Pauline Griffith describes her early childhood in Hendersonville, South Carolina, during the early twentieth century. The portrait she offers is that of a close knit rural community, largely secluded from the onslaught of modernity. She explains what it was like to be a subsistence farmer and emphasizes the importance of church in her family.

Citing this Excerpt

Oral History Interview with Paul and Pauline Griffith, May 30, 1980. Interview H-0247. Southern Oral History Program Collection (#4007) in the Southern Oral History Program Collection, Southern Historical Collection, Wilson Library, University of North Carolina at Chapel Hill.

Full Text of the Excerpt
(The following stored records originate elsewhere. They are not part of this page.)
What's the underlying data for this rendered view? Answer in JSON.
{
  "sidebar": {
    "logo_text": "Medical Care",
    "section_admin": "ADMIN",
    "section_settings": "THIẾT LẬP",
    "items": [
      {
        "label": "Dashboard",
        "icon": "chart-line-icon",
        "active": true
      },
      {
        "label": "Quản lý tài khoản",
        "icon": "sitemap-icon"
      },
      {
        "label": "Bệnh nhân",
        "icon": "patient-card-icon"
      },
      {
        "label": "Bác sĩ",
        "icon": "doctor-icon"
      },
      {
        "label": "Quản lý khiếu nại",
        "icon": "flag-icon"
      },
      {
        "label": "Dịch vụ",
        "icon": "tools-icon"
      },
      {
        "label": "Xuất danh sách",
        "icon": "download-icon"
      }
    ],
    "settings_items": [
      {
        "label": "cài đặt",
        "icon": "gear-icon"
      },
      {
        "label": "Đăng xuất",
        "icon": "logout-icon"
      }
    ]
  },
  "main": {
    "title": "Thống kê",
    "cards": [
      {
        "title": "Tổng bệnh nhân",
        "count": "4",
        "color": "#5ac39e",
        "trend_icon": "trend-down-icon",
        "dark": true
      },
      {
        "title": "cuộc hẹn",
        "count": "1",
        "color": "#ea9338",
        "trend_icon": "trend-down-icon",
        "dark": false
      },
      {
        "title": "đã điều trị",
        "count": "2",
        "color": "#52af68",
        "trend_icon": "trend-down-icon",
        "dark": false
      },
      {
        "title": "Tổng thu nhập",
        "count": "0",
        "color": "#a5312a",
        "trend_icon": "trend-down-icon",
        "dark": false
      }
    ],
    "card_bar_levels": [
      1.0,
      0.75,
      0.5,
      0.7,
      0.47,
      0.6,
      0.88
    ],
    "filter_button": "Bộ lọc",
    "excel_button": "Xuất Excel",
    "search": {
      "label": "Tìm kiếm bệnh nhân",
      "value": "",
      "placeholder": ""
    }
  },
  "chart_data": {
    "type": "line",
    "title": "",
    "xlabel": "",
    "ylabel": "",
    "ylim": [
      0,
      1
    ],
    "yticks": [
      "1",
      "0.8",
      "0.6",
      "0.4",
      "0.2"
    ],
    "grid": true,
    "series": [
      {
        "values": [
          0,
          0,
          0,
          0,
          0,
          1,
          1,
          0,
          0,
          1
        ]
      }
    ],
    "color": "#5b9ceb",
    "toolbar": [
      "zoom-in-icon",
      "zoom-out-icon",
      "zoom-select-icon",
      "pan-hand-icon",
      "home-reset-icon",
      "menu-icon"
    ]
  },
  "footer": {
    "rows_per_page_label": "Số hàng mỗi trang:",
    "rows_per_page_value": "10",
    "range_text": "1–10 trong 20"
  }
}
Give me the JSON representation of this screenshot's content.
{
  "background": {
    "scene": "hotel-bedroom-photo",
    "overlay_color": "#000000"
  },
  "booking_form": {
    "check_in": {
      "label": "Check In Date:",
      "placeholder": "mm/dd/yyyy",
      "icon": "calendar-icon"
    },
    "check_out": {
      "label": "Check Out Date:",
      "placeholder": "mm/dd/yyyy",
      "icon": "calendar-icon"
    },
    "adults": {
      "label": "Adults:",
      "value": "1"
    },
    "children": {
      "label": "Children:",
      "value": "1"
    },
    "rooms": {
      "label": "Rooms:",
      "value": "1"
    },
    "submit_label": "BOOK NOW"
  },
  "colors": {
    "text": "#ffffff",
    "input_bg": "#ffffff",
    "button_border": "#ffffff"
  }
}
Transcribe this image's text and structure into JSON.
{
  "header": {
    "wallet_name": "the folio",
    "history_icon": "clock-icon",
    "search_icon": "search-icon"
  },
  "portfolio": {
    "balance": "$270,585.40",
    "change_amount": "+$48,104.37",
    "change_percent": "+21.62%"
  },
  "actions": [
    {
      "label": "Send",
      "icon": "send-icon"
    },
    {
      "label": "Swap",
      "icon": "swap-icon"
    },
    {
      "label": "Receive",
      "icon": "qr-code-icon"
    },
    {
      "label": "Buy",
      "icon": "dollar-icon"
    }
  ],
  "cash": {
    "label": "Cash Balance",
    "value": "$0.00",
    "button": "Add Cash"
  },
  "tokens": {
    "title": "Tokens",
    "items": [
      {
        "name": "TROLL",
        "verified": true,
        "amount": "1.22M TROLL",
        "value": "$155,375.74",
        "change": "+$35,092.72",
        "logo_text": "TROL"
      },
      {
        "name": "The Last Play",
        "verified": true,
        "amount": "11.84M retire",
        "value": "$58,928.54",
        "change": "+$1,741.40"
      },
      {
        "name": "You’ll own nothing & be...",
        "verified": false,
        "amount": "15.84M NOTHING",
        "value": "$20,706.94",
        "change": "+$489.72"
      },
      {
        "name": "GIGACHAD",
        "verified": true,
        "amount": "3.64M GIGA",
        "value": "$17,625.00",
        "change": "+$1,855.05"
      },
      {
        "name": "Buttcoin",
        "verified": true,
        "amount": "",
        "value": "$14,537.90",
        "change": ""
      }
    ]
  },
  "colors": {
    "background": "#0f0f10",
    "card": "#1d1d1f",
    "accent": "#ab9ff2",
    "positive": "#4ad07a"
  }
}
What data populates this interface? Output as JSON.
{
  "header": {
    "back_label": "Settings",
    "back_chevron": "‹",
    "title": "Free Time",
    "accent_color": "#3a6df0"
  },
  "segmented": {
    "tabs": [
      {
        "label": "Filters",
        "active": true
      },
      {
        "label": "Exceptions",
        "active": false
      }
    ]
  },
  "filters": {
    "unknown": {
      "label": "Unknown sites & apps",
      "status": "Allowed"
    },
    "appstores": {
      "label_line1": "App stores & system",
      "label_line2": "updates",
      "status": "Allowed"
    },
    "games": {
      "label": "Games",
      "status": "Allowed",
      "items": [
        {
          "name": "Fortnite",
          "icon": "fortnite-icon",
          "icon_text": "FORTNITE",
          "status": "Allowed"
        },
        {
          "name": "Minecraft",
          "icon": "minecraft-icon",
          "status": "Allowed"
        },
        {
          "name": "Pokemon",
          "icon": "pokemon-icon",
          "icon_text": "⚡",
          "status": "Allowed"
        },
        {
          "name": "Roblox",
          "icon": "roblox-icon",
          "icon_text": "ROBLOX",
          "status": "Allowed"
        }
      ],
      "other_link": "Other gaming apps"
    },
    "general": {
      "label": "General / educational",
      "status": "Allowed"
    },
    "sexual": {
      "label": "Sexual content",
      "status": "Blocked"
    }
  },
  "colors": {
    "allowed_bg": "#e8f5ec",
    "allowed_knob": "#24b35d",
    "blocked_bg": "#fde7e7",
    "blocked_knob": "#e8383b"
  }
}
ALLEN TULLOS:
Why don't we get you to go back in the same way that Mr. Griffith has, if you can, and remember some of your early memories about where you grew up and family and what your family did and things like that.
PAULINE GRIFFITH:
We lived in the country in Hendersonville and they raised corn and beans. It was just generally vegetables mostly in that area. And they had apples. They raised chickens. My daddy was just a farmer. And they raised hogs. We grew everything we ate right there at home, except you know, the commodities you'd have to buy in the store. It was quite a treat to get to go to the store. Because everything was made at home, and the things from the store were outstanding to all those kids. We looked forward to go shopping sometimes with my dad. They used to sell eggs to buy other things, you know. They swapped eggs instead of money.
PAUL GRIFFITH:
For coffee.
PAULINE GRIFFITH:
For coffee and sugar and things like that. I remember them telling about the first car that came through there. My two sisters were going to the store with a basket of eggs and they saw this car coming. It frightened them so that they ran up the bank to see it go by, so it wouldn't hit them [laughter] . Isn't that funny? And then it was rare back then to see an automobile. It's hard to imagine that now. We had a happy home life. My father was a Christian man, and my mother. We went to church and that was one of the main things in their lives.
ALLEN TULLOS:
What church did you go to?
PAULINE GRIFFITH:
At first we didn't have a church. We went over the hill, over a mountain. My daddy would carry me on his back. It was in my aunt's home. They had Sunday school then. They just had a worship service. And finally there was a church built in our area. And my uncle, on my grandmother's side, was the pastor. He had twin boys, Elbert and Albert. It was just a good country church.
ALLEN TULLOS:
Was it any particular denomination?
PAULINE GRIFFITH:
It was Baptist, uh huh, and they'd have prayer meetings and singings and different things, you know, to go to. We would go in a wagon, and that was quite a treat, you know, to get to go to church in the wagon. That was a big day.
ALLEN TULLOS:
How often would you go?
PAULINE GRIFFITH:
To church?
ALLEN TULLOS:
Yes. Would it be every week that you'd get to go?
PAULINE GRIFFITH:
Yes. We had service every week. We had a good happy life. Our community in which we lived, the people were thoughtful of each other. We had good fellowship among our neighbors, friends.